What to work on. Provide only the number of lines in the records below that include "title".

Records to process.
──────
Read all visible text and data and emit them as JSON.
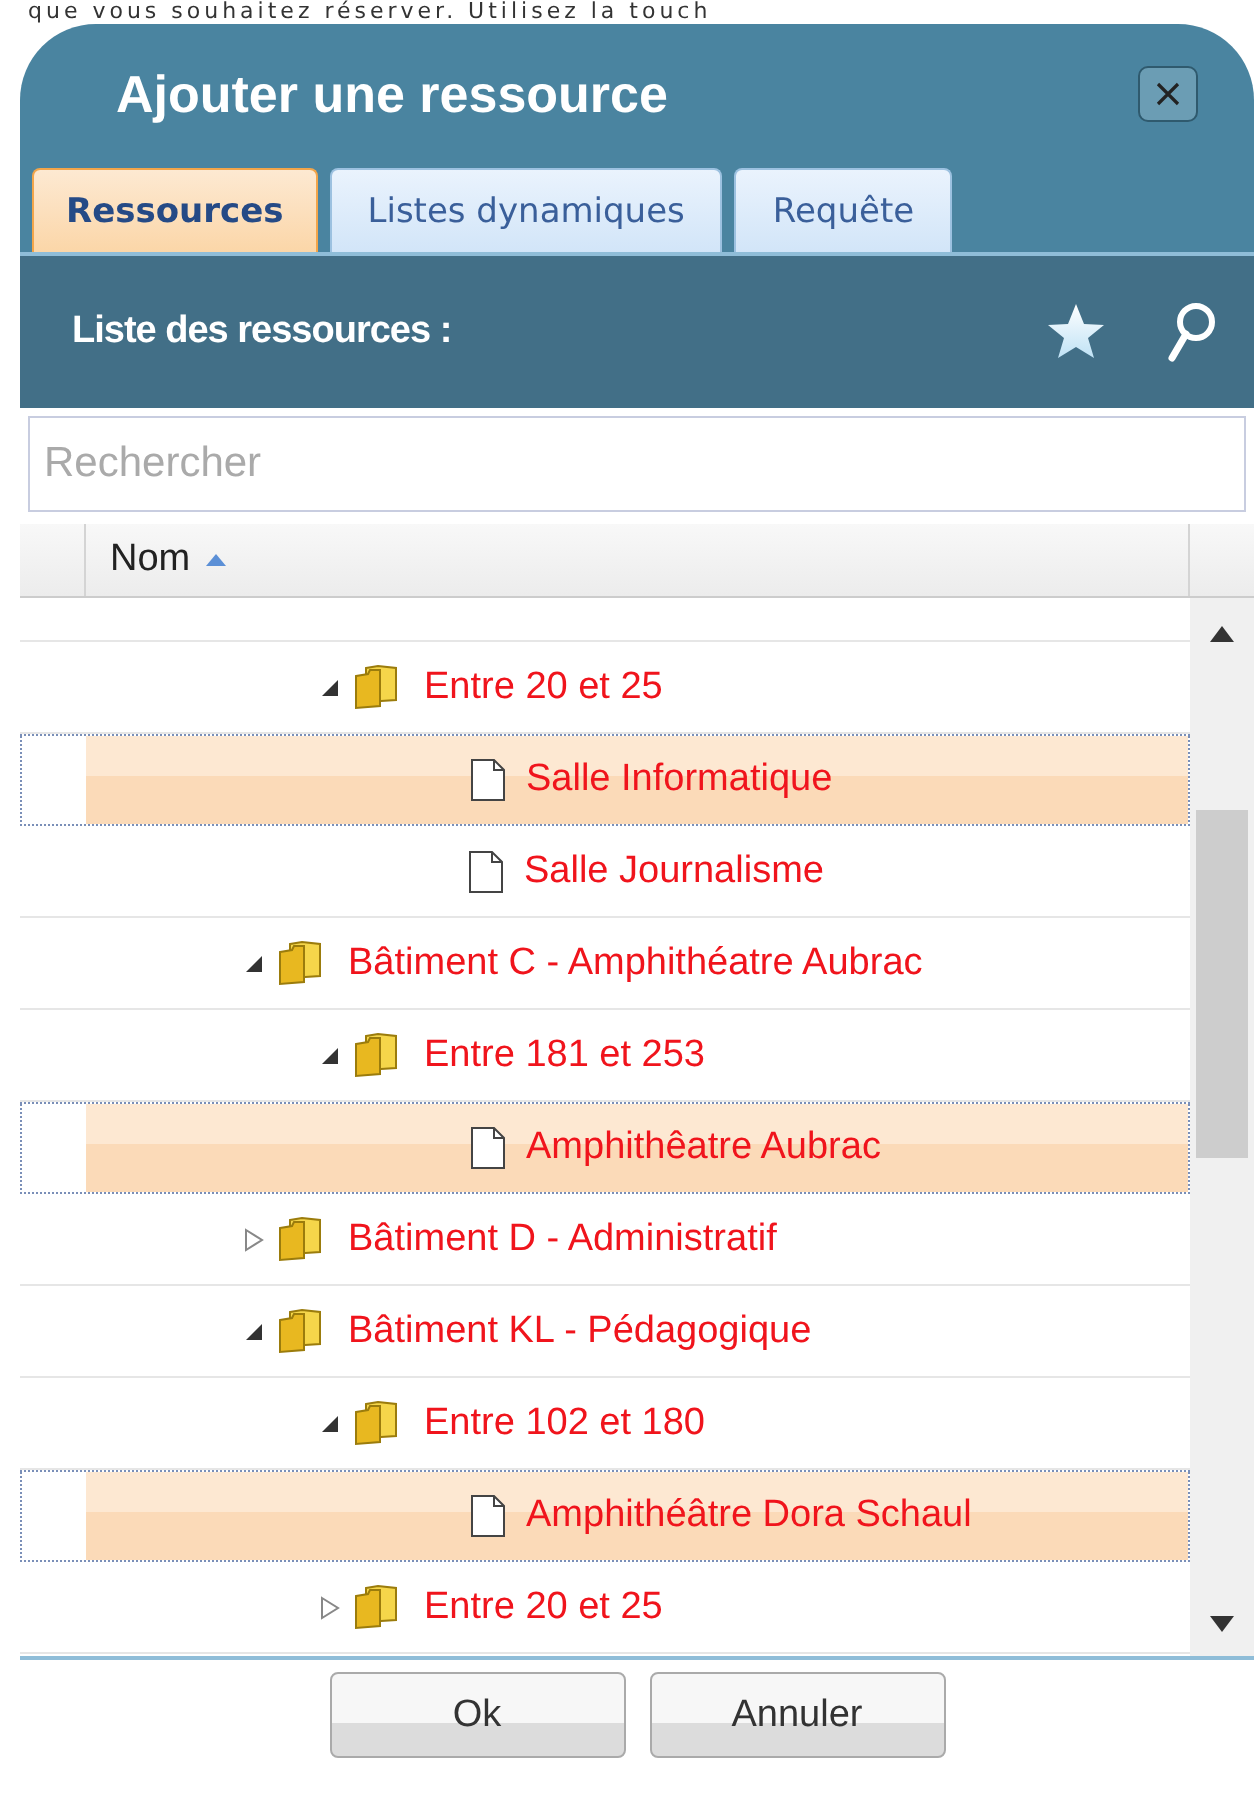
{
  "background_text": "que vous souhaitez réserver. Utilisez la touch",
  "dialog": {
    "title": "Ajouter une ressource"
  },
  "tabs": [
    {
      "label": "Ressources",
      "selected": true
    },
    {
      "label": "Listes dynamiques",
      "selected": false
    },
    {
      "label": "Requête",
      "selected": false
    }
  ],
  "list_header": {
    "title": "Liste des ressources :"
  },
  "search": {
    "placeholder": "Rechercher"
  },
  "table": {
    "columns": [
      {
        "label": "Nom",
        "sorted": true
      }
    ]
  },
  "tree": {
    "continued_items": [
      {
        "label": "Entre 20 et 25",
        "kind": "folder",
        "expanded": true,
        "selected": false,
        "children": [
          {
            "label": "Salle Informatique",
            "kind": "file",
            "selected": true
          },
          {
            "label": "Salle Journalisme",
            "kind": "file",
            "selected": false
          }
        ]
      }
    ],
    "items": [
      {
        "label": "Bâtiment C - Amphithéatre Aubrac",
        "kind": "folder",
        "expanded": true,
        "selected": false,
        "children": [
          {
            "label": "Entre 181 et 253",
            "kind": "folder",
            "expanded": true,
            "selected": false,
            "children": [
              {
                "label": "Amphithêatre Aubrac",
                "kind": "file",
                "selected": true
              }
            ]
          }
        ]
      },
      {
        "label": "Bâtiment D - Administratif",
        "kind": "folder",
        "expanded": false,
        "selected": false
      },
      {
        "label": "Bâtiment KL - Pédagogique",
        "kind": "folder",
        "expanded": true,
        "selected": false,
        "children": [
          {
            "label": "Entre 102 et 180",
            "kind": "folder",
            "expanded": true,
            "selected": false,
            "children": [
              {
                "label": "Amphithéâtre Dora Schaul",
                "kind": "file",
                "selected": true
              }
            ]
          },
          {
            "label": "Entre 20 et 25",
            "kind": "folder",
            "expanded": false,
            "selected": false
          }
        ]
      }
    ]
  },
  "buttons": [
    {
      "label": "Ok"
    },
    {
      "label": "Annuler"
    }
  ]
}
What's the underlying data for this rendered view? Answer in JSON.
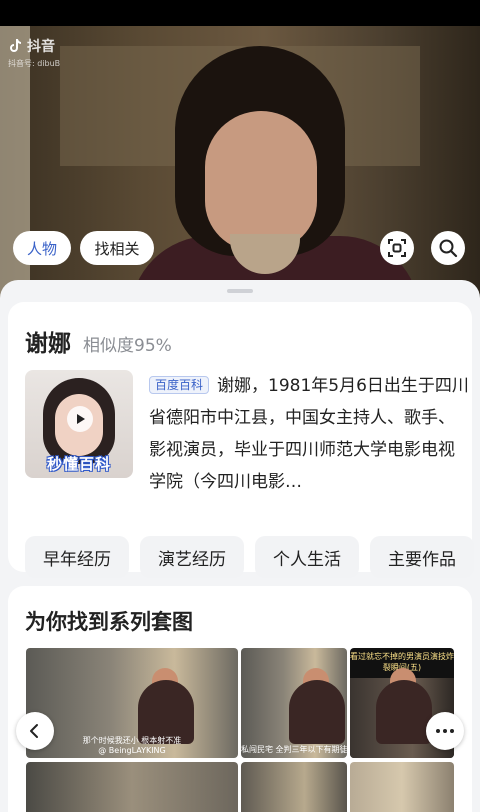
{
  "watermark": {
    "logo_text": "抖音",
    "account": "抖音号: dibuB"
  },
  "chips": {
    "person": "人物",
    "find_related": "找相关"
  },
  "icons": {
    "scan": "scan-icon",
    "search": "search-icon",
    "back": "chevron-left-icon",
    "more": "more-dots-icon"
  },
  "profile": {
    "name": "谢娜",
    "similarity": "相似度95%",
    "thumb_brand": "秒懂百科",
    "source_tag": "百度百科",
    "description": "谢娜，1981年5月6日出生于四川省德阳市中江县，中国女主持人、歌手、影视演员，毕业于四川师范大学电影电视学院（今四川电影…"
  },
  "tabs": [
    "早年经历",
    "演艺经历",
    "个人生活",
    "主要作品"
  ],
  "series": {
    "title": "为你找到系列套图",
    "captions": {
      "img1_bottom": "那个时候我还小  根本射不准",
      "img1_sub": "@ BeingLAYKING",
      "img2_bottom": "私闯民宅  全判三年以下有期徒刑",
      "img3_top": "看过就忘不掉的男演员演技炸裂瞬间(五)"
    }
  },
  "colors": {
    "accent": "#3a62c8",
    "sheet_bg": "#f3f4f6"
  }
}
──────
Solution. 3